Competition between glutathione and protein thiols for disulphide-bond formation

Nat Cell Biol. 1999 Jul;1(3):130-5. doi: 10.1038/11047.


It has long been assumed that the oxidized form of glutathione, the tripeptide glutamate-cysteine-glycine, is a source of oxidizing equivalents needed for the formation of disulphide bonds in proteins within the endoplasmic reticulum (ER), although the in vivo function of glutathione in the ER has never been studied directly. Here we show that the major pathway for oxidation in the yeast ER, defined by the protein Ero1, is responsible for the oxidation of both glutathione and protein thiols. However, mutation and overexpression studies show that glutathione competes with protein thiols for the oxidizing machinery. Thus, contrary to expectation, cellular glutathione contributes net reducing equivalents to the ER; these reducing equivalents can buffer the ER against transient hyperoxidizing conditions.

Publication types

  • Research Support, U.S. Gov't, P.H.S.

MeSH terms

  • Disulfides / metabolism*
  • Endoplasmic Reticulum / metabolism*
  • Fungal Proteins / genetics
  • Fungal Proteins / metabolism*
  • Genotype
  • Glutathione / metabolism*
  • Glutathione Disulfide / metabolism
  • Kinetics
  • Models, Chemical
  • Oxidation-Reduction
  • Receptors, Cell Surface / genetics
  • Receptors, Cell Surface / metabolism
  • Saccharomyces cerevisiae / genetics
  • Saccharomyces cerevisiae / metabolism*
  • Saccharomyces cerevisiae Proteins*
  • Sulfhydryl Compounds / metabolism
  • Vesicular Transport Proteins*

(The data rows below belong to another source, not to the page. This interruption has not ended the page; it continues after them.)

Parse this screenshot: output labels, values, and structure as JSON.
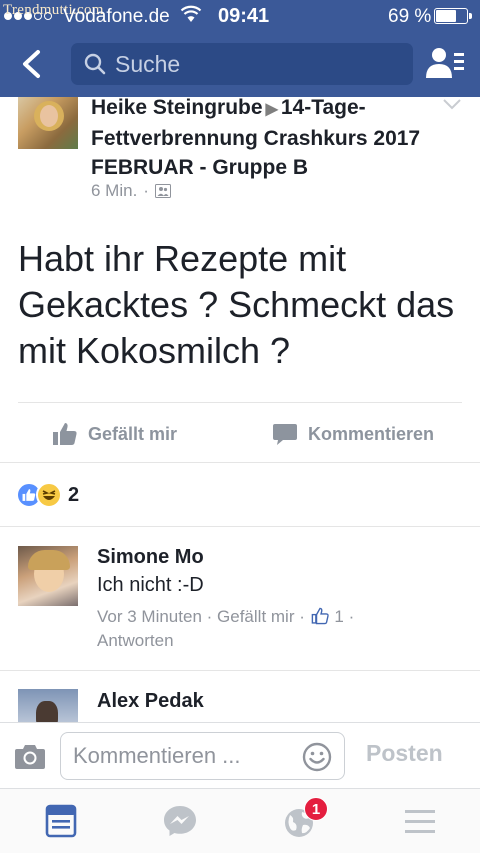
{
  "status_bar": {
    "watermark": "Trendmutti.com",
    "carrier": "Vodafone.de",
    "time": "09:41",
    "battery_percent_label": "69 %",
    "battery_level": 0.69
  },
  "nav": {
    "search_placeholder": "Suche"
  },
  "post": {
    "author": "Heike Steingrube",
    "group": "14-Tage-Fettverbrennung Crashkurs 2017 FEBRUAR - Gruppe B",
    "time": "6 Min.",
    "separator": "·",
    "text": "Habt ihr Rezepte mit Gekacktes ? Schmeckt das mit Kokosmilch ?"
  },
  "actions": {
    "like_label": "Gefällt mir",
    "comment_label": "Kommentieren"
  },
  "reactions": {
    "count": "2"
  },
  "comments": [
    {
      "name": "Simone Mo",
      "text": "Ich nicht :-D",
      "time": "Vor 3 Minuten",
      "like_label": "Gefällt mir",
      "like_count": "1",
      "reply_label": "Antworten"
    },
    {
      "name": "Alex Pedak"
    }
  ],
  "composer": {
    "placeholder": "Kommentieren ...",
    "post_label": "Posten"
  },
  "tabbar": {
    "notifications_badge": "1"
  },
  "colors": {
    "brand": "#3b5998",
    "link_grey": "#90949c",
    "badge": "#e41e3f",
    "like_blue": "#5890ff"
  }
}
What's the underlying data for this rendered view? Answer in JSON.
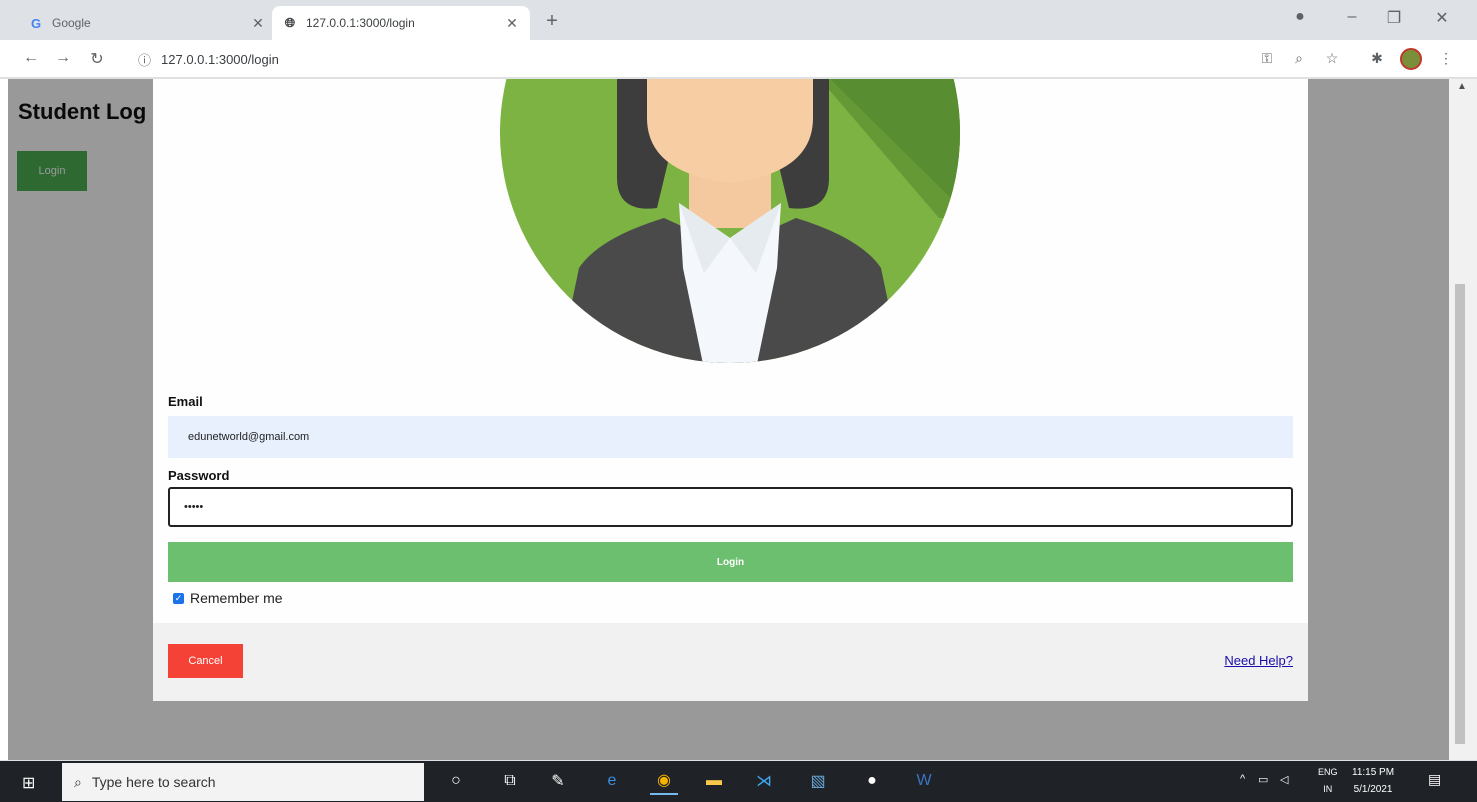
{
  "browser": {
    "tabs": [
      {
        "title": "Google",
        "active": false
      },
      {
        "title": "127.0.0.1:3000/login",
        "active": true
      }
    ],
    "url": "127.0.0.1:3000/login"
  },
  "page": {
    "title": "Student Log",
    "login_button": "Login"
  },
  "modal": {
    "email_label": "Email",
    "email_value": "edunetworld@gmail.com",
    "password_label": "Password",
    "password_value": "•••••",
    "login_button": "Login",
    "remember_label": "Remember me",
    "remember_checked": true,
    "cancel_button": "Cancel",
    "help_link": "Need Help?"
  },
  "taskbar": {
    "search_placeholder": "Type here to search",
    "lang_line1": "ENG",
    "lang_line2": "IN",
    "time": "11:15 PM",
    "date": "5/1/2021"
  },
  "colors": {
    "green_button": "#6cbf6f",
    "cancel_red": "#f44336",
    "page_login_green": "#4caf50"
  }
}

  • Disulfides
  • Fungal Proteins
  • PEP1 protein, S cerevisiae
  • Receptors, Cell Surface
  • Saccharomyces cerevisiae Proteins
  • Sulfhydryl Compounds
  • Vesicular Transport Proteins
  • Glutathione
  • Glutathione Disulfide